Words by Gabriele Niola
Photos by Alessio Costantino
Translation by Bianca Baroni
In collaboration with badtaste.it
It’s a thick tableau, a full trunk hidden by the reassuring image of the costume drama, which excels thanks to a great use of shapes and formulas from “other” cinema genres, starting from the soundtrack –that reminds of Hitchcock, at times-, built around a musical theme that recalls the Ode to Joy by Beethoven, in a minimal version which lacks of any comforting feeling.
In order to simplify what is impossible to resume in a review, we could say that Frantz wants to be a movie about lies, seen as the unique tool to relieve the devastation of the dying reality of Germany and France. Anna (plaudits to the fresh and composed performance of Paula Beer) and Adrien (an extraordinary Pierre Niney), the two main characters, are both marked by the death of the young Frantz (born German but his name literally means “French”): he was Anna’s partner and represented a shade of pain in Adrien’s past. They’re both in love with a ghost and they end up to sublimate their different sufferings in a situation of mutual understanding that seems to go beyond the boundaries of true or false, in order to reach the hard destination of forgiveness.

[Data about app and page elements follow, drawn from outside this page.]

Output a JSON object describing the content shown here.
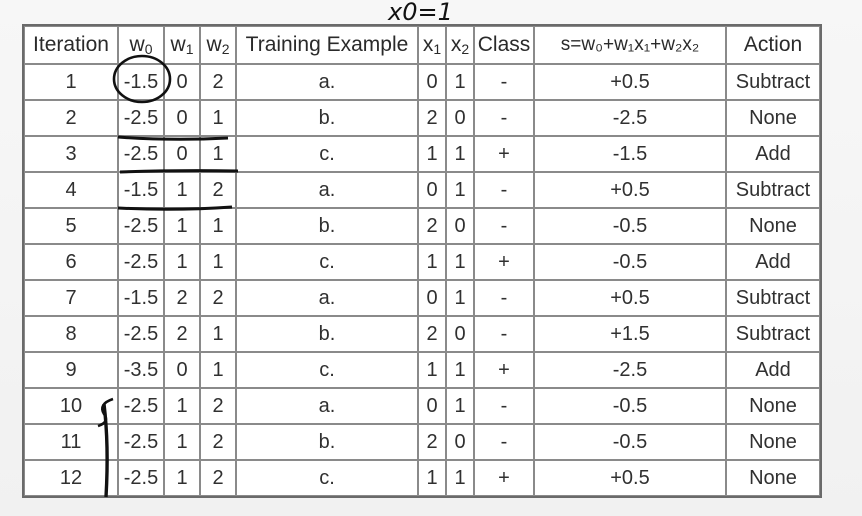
{
  "annotation": {
    "x0_note": "x0=1"
  },
  "table": {
    "headers": {
      "iteration": "Iteration",
      "w0": "w",
      "w0_sub": "0",
      "w1": "w",
      "w1_sub": "1",
      "w2": "w",
      "w2_sub": "2",
      "training_example": "Training Example",
      "x1": "x",
      "x1_sub": "1",
      "x2": "x",
      "x2_sub": "2",
      "class": "Class",
      "s": "s=w₀+w₁x₁+w₂x₂",
      "action": "Action"
    },
    "rows": [
      {
        "iteration": "1",
        "w0": "-1.5",
        "w1": "0",
        "w2": "2",
        "example": "a.",
        "x1": "0",
        "x2": "1",
        "cls": "-",
        "s": "+0.5",
        "action": "Subtract"
      },
      {
        "iteration": "2",
        "w0": "-2.5",
        "w1": "0",
        "w2": "1",
        "example": "b.",
        "x1": "2",
        "x2": "0",
        "cls": "-",
        "s": "-2.5",
        "action": "None"
      },
      {
        "iteration": "3",
        "w0": "-2.5",
        "w1": "0",
        "w2": "1",
        "example": "c.",
        "x1": "1",
        "x2": "1",
        "cls": "+",
        "s": "-1.5",
        "action": "Add"
      },
      {
        "iteration": "4",
        "w0": "-1.5",
        "w1": "1",
        "w2": "2",
        "example": "a.",
        "x1": "0",
        "x2": "1",
        "cls": "-",
        "s": "+0.5",
        "action": "Subtract"
      },
      {
        "iteration": "5",
        "w0": "-2.5",
        "w1": "1",
        "w2": "1",
        "example": "b.",
        "x1": "2",
        "x2": "0",
        "cls": "-",
        "s": "-0.5",
        "action": "None"
      },
      {
        "iteration": "6",
        "w0": "-2.5",
        "w1": "1",
        "w2": "1",
        "example": "c.",
        "x1": "1",
        "x2": "1",
        "cls": "+",
        "s": "-0.5",
        "action": "Add"
      },
      {
        "iteration": "7",
        "w0": "-1.5",
        "w1": "2",
        "w2": "2",
        "example": "a.",
        "x1": "0",
        "x2": "1",
        "cls": "-",
        "s": "+0.5",
        "action": "Subtract"
      },
      {
        "iteration": "8",
        "w0": "-2.5",
        "w1": "2",
        "w2": "1",
        "example": "b.",
        "x1": "2",
        "x2": "0",
        "cls": "-",
        "s": "+1.5",
        "action": "Subtract"
      },
      {
        "iteration": "9",
        "w0": "-3.5",
        "w1": "0",
        "w2": "1",
        "example": "c.",
        "x1": "1",
        "x2": "1",
        "cls": "+",
        "s": "-2.5",
        "action": "Add"
      },
      {
        "iteration": "10",
        "w0": "-2.5",
        "w1": "1",
        "w2": "2",
        "example": "a.",
        "x1": "0",
        "x2": "1",
        "cls": "-",
        "s": "-0.5",
        "action": "None"
      },
      {
        "iteration": "11",
        "w0": "-2.5",
        "w1": "1",
        "w2": "2",
        "example": "b.",
        "x1": "2",
        "x2": "0",
        "cls": "-",
        "s": "-0.5",
        "action": "None"
      },
      {
        "iteration": "12",
        "w0": "-2.5",
        "w1": "1",
        "w2": "2",
        "example": "c.",
        "x1": "1",
        "x2": "1",
        "cls": "+",
        "s": "+0.5",
        "action": "None"
      }
    ]
  },
  "colors": {
    "ink": "#111111",
    "x2_digit": "#2060c0",
    "grid": "#8a8a8a"
  }
}
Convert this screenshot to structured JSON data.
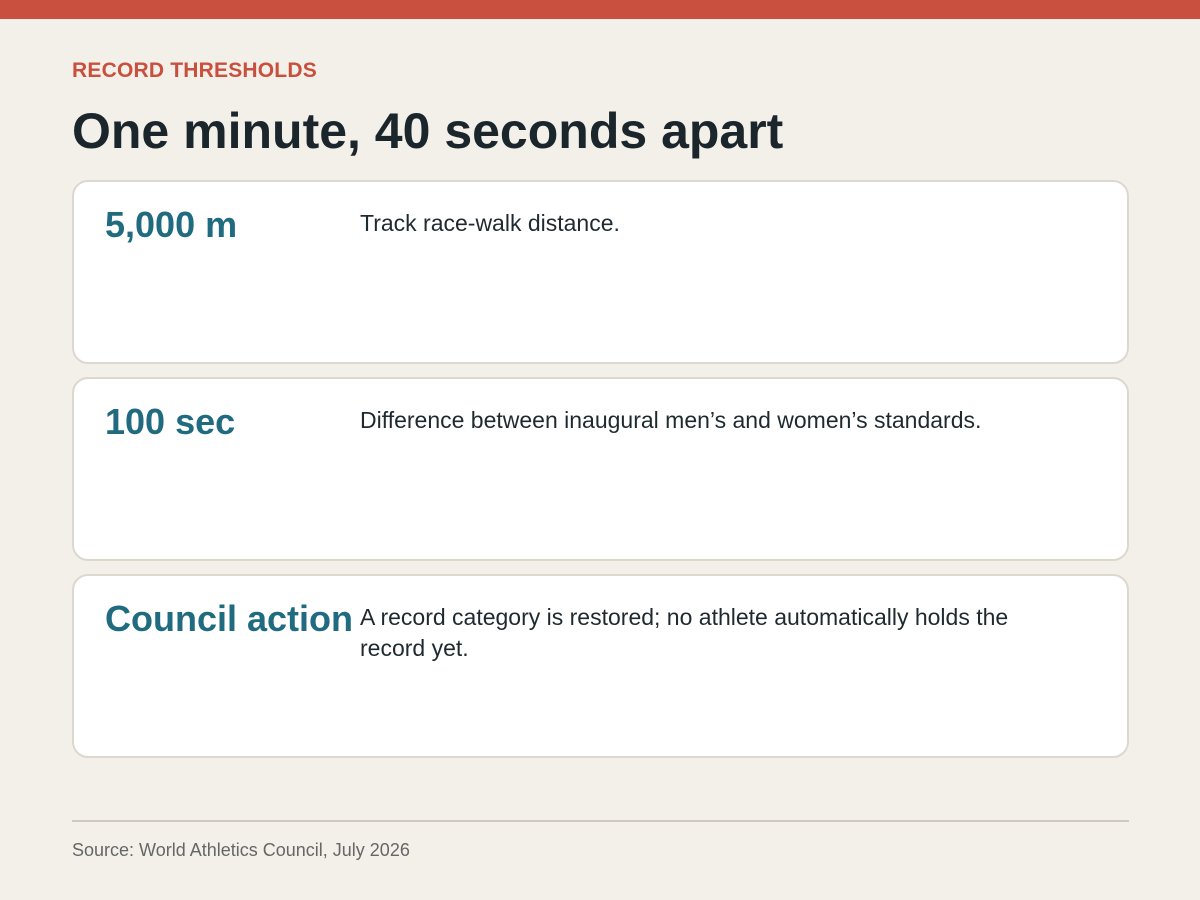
{
  "colors": {
    "accent": "#c9503e",
    "value_text": "#206b80",
    "headline_text": "#1b262c",
    "body_text": "#1f2a30",
    "source_text": "#666666"
  },
  "header": {
    "kicker": "RECORD THRESHOLDS",
    "title": "One minute, 40 seconds apart"
  },
  "cards": [
    {
      "value": "5,000 m",
      "description": "Track race-walk distance."
    },
    {
      "value": "100 sec",
      "description": "Difference between inaugural men’s and women’s standards."
    },
    {
      "value": "Council action",
      "description": "A record category is restored; no athlete automatically holds the record yet."
    }
  ],
  "footer": {
    "source": "Source: World Athletics Council, July 2026"
  }
}
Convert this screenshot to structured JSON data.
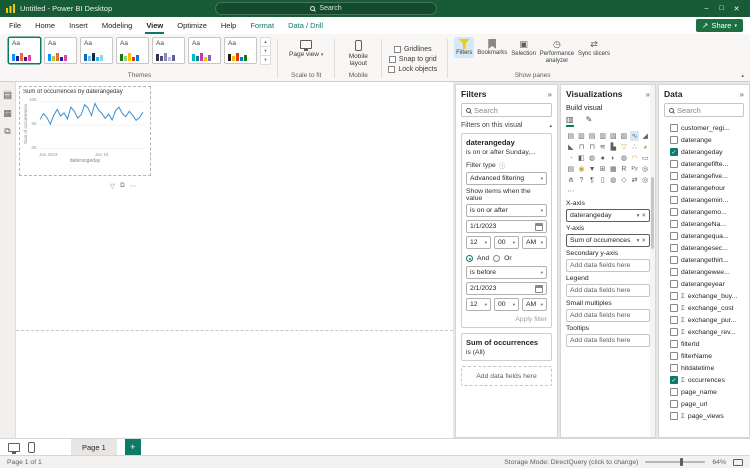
{
  "colors": {
    "titlebar_green": "#185c37",
    "accent_teal": "#0b7a66",
    "share_green": "#1d6f42",
    "chart_line": "#3f92d2",
    "selected_button_bg": "#d5e8f7",
    "funnel_yellow": "#f2c811"
  },
  "titlebar": {
    "app_title": "Untitled - Power BI Desktop",
    "search_placeholder": "Search"
  },
  "menubar": {
    "tabs": [
      {
        "label": "File"
      },
      {
        "label": "Home"
      },
      {
        "label": "Insert"
      },
      {
        "label": "Modeling"
      },
      {
        "label": "View",
        "active": true
      },
      {
        "label": "Optimize"
      },
      {
        "label": "Help"
      },
      {
        "label": "Format",
        "contextual": true
      },
      {
        "label": "Data / Drill",
        "contextual": true
      }
    ],
    "share_label": "Share"
  },
  "ribbon": {
    "theme_sample_text": "Aa",
    "themes": [
      {
        "selected": true,
        "colors": [
          "#118DFF",
          "#12239E",
          "#E66C37",
          "#6B007B",
          "#E044A7"
        ]
      },
      {
        "colors": [
          "#118DFF",
          "#B3C833",
          "#E66C37",
          "#12239E",
          "#E044A7"
        ]
      },
      {
        "colors": [
          "#0F6CBD",
          "#77BDEA",
          "#072F49",
          "#31B6FD",
          "#8AD4EB"
        ]
      },
      {
        "colors": [
          "#107C10",
          "#94CF84",
          "#FFB900",
          "#D83B01",
          "#0078D4"
        ]
      },
      {
        "colors": [
          "#31314E",
          "#4C4C78",
          "#8A8AB5",
          "#BDBDD6",
          "#605E97"
        ]
      },
      {
        "colors": [
          "#00B7C3",
          "#038387",
          "#C239B3",
          "#FFB900",
          "#8764B8"
        ]
      },
      {
        "colors": [
          "#1B1A19",
          "#FFB900",
          "#D83B01",
          "#0078D4",
          "#107C10"
        ]
      }
    ],
    "themes_label": "Themes",
    "page_view_label": "Page view",
    "scale_group_label": "Scale to fit",
    "mobile_layout_label": "Mobile layout",
    "mobile_group_label": "Mobile",
    "checkboxes": [
      {
        "label": "Gridlines",
        "checked": false
      },
      {
        "label": "Snap to grid",
        "checked": false
      },
      {
        "label": "Lock objects",
        "checked": false
      }
    ],
    "pane_buttons": [
      {
        "label": "Filters",
        "active": true
      },
      {
        "label": "Bookmarks"
      },
      {
        "label": "Selection"
      },
      {
        "label": "Performance analyzer"
      },
      {
        "label": "Sync slicers"
      }
    ],
    "show_panes_label": "Show panes"
  },
  "chart_data": {
    "type": "line",
    "title": "Sum of occurrences by daterangeday",
    "xlabel": "daterangeday",
    "ylabel": "Sum of occurrences",
    "x_ticks": [
      "Jan 2023",
      "Jan 15"
    ],
    "y_ticks": [
      "0K",
      "5K",
      "10K"
    ],
    "ylim": [
      0,
      10000
    ],
    "values": [
      6200,
      7400,
      6600,
      5200,
      7100,
      8300,
      6900,
      7600,
      6300,
      8800,
      7900,
      6500,
      7200,
      9300,
      8600,
      7000,
      9600,
      8200,
      7500,
      6400,
      7300,
      6100,
      8000,
      8800,
      7400,
      6800,
      7900,
      7100,
      6000,
      6600,
      7700
    ]
  },
  "filters_pane": {
    "title": "Filters",
    "search_placeholder": "Search",
    "section_label": "Filters on this visual",
    "card1": {
      "field": "daterangeday",
      "summary": "is on or after Sunday,...",
      "filter_type_label": "Filter type",
      "filter_type_value": "Advanced filtering",
      "show_items_label": "Show items when the value",
      "condition1": "is on or after",
      "date1": "1/1/2023",
      "time1": {
        "hour": "12",
        "minute": "00",
        "ampm": "AM"
      },
      "and_label": "And",
      "or_label": "Or",
      "condition2": "is before",
      "date2": "2/1/2023",
      "time2": {
        "hour": "12",
        "minute": "00",
        "ampm": "AM"
      },
      "apply_label": "Apply filter"
    },
    "card2": {
      "field": "Sum of occurrences",
      "summary": "is (All)"
    },
    "add_fields_label": "Add data fields here"
  },
  "viz_pane": {
    "title": "Visualizations",
    "build_label": "Build visual",
    "icons": [
      {
        "name": "stacked-bar-chart",
        "glyph": "▤"
      },
      {
        "name": "stacked-column-chart",
        "glyph": "▥"
      },
      {
        "name": "clustered-bar-chart",
        "glyph": "▤"
      },
      {
        "name": "clustered-column-chart",
        "glyph": "▥"
      },
      {
        "name": "100-stacked-bar-chart",
        "glyph": "▧"
      },
      {
        "name": "100-stacked-column-chart",
        "glyph": "▨"
      },
      {
        "name": "line-chart",
        "glyph": "∿",
        "selected": true
      },
      {
        "name": "area-chart",
        "glyph": "◢"
      },
      {
        "name": "stacked-area-chart",
        "glyph": "◣"
      },
      {
        "name": "line-and-stacked-column-chart",
        "glyph": "⊓"
      },
      {
        "name": "line-and-clustered-column-chart",
        "glyph": "⊓"
      },
      {
        "name": "ribbon-chart",
        "glyph": "≋"
      },
      {
        "name": "waterfall-chart",
        "glyph": "▙"
      },
      {
        "name": "funnel-chart",
        "glyph": "▽",
        "color": "#c9a227"
      },
      {
        "name": "scatter-chart",
        "glyph": "∴"
      },
      {
        "name": "pie-chart",
        "glyph": "◕",
        "color": "#c9a227"
      },
      {
        "name": "donut-chart",
        "glyph": "◔",
        "color": "#c9a227"
      },
      {
        "name": "treemap",
        "glyph": "◧"
      },
      {
        "name": "map",
        "glyph": "◍"
      },
      {
        "name": "filled-map",
        "glyph": "●"
      },
      {
        "name": "shape-map",
        "glyph": "◐"
      },
      {
        "name": "azure-map",
        "glyph": "◍"
      },
      {
        "name": "gauge",
        "glyph": "◠",
        "color": "#c9a227"
      },
      {
        "name": "card",
        "glyph": "▭"
      },
      {
        "name": "multi-row-card",
        "glyph": "▤"
      },
      {
        "name": "kpi",
        "glyph": "◉",
        "color": "#c9a227"
      },
      {
        "name": "slicer",
        "glyph": "▼"
      },
      {
        "name": "table",
        "glyph": "⊞"
      },
      {
        "name": "matrix",
        "glyph": "▦"
      },
      {
        "name": "r-script-visual",
        "glyph": "R"
      },
      {
        "name": "python-visual",
        "glyph": "Py"
      },
      {
        "name": "key-influencers",
        "glyph": "◎"
      },
      {
        "name": "decomposition-tree",
        "glyph": "⋔"
      },
      {
        "name": "qa-visual",
        "glyph": "?"
      },
      {
        "name": "smart-narrative",
        "glyph": "¶"
      },
      {
        "name": "paginated-report",
        "glyph": "▯"
      },
      {
        "name": "arcgis-map",
        "glyph": "◍"
      },
      {
        "name": "power-apps",
        "glyph": "◇"
      },
      {
        "name": "power-automate",
        "glyph": "⇄"
      },
      {
        "name": "metrics",
        "glyph": "◎"
      },
      {
        "name": "get-more-visuals",
        "glyph": "⋯"
      }
    ],
    "wells": [
      {
        "label": "X-axis",
        "field": "daterangeday"
      },
      {
        "label": "Y-axis",
        "field": "Sum of occurrences"
      },
      {
        "label": "Secondary y-axis",
        "placeholder": "Add data fields here"
      },
      {
        "label": "Legend",
        "placeholder": "Add data fields here"
      },
      {
        "label": "Small multiples",
        "placeholder": "Add data fields here"
      },
      {
        "label": "Tooltips",
        "placeholder": "Add data fields here"
      }
    ]
  },
  "data_pane": {
    "title": "Data",
    "search_placeholder": "Search",
    "fields": [
      {
        "name": "customer_regi..."
      },
      {
        "name": "daterange"
      },
      {
        "name": "daterangeday",
        "checked": true
      },
      {
        "name": "daterangefifte..."
      },
      {
        "name": "daterangefive..."
      },
      {
        "name": "daterangehour"
      },
      {
        "name": "daterangemin..."
      },
      {
        "name": "daterangemo..."
      },
      {
        "name": "daterangeNa..."
      },
      {
        "name": "daterangequa..."
      },
      {
        "name": "daterangesec..."
      },
      {
        "name": "daterangethirt..."
      },
      {
        "name": "daterangewee..."
      },
      {
        "name": "daterangeyear"
      },
      {
        "name": "exchange_buy...",
        "sigma": true
      },
      {
        "name": "exchange_cost",
        "sigma": true
      },
      {
        "name": "exchange_pur...",
        "sigma": true
      },
      {
        "name": "exchange_rev...",
        "sigma": true
      },
      {
        "name": "filterId"
      },
      {
        "name": "filterName"
      },
      {
        "name": "hitdatetime"
      },
      {
        "name": "occurrences",
        "sigma": true,
        "checked": true
      },
      {
        "name": "page_name"
      },
      {
        "name": "page_url"
      },
      {
        "name": "page_views",
        "sigma": true
      }
    ]
  },
  "pagebar": {
    "page_label": "Page 1",
    "new_page_label": "+"
  },
  "statusbar": {
    "left": "Page 1 of 1",
    "storage": "Storage Mode: DirectQuery (click to change)",
    "zoom": "64%"
  }
}
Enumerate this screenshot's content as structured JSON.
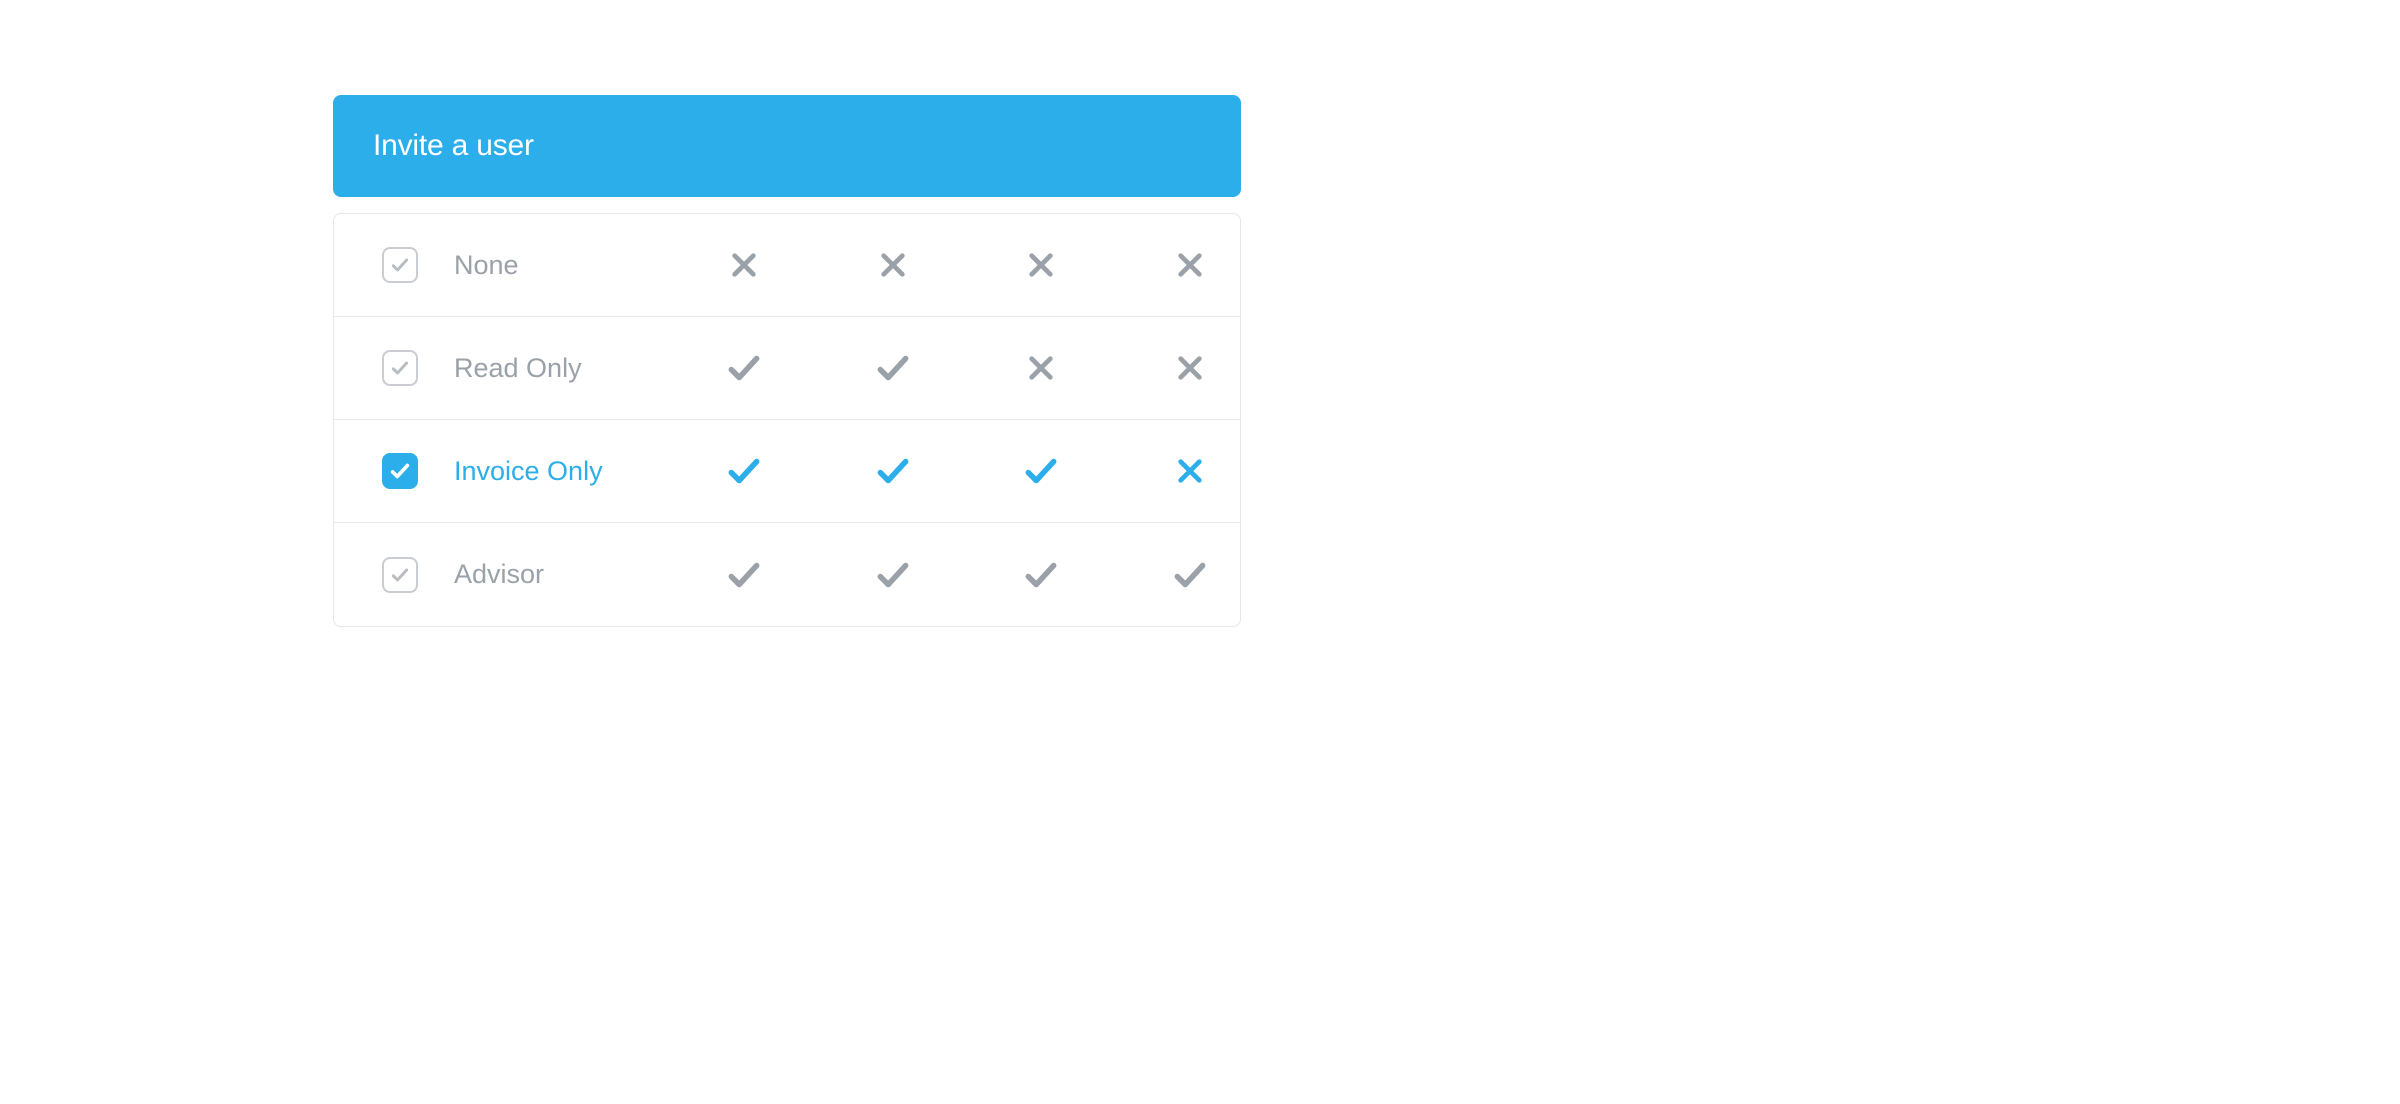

As we said, Frantz is a costume movie: yet, it would be reductive to restrict its forcefulness to the context in which Anna and Adrien’s story takes place. The historical portray is never didactic, instead it is made naked in advantage of the psychology of the protagonists: in a process that seems to be opposite to the one shown in The White Ribbon, in which Hanake pointed at the inner ugliness of men as the sign of the imminent Nazi arrival, Ozon seems to make an analysis on the cathartic power of the fictionalized narration, creating a parallel between the narrator-author and his protagonists as his cantors of fictional stories.
Adrien lies as Anna does, but a truth comes upon their lies: love. A love that, just like in the case of the French guy, comes through the eyes of an enemy and it’s on its corpse that he realized the tragedy of the war –and, probably, he realized aalso a sexuality often oriented to homosexuality, as Ozon implies (the scene of imagination of the violin lesson may represent the highest peak of eroticism of this Festival). Anna elaborates her grief for Frantz’s death only when she realizes to be in love with Adrien’s childish sad eyes; but even though she loses for the second time the man she loved, she doesn’t hope to die, but she is pushed to find her own life. A life that will be crossed by the windy road of lie once again.
In this sense, Ozon seems to suggest that lie is a necessary element not only in life, but also for the pursuit of happiness. It’s a difficult taboo, still unacceptable after more than 80 years later than the composition of the opera that is Frantz’s source (the theatrical piece L’homme qui j’ai tué by Maurice Rostand, one of the first who began to speak about homosexuality in his works). And so, here it is, Ozon’s courage: to show the elephant in the room, saying with no fake moralism that lying can make us feel good, because the greatest part of humanity is marked by the drama of slowness.
Anna and Adrien lie to their beloved ones –we can guess that even the final wedding could be a way to save his face since his mother had begun to suspect about his homosexuality-, in order to protect them, even though they lied to their sons, destining them to the mutual massacre: if from a blunt lie the only thing that could come from is death, from a white lie could even arise the will to live, as the last cynical but comforting scene of the movie implies, that acquits –apart from the Christian “ego te absolvo”, already arrived many minutes before- the liar Anna and together the whole humanity who’s constantly in search of new fables to survive.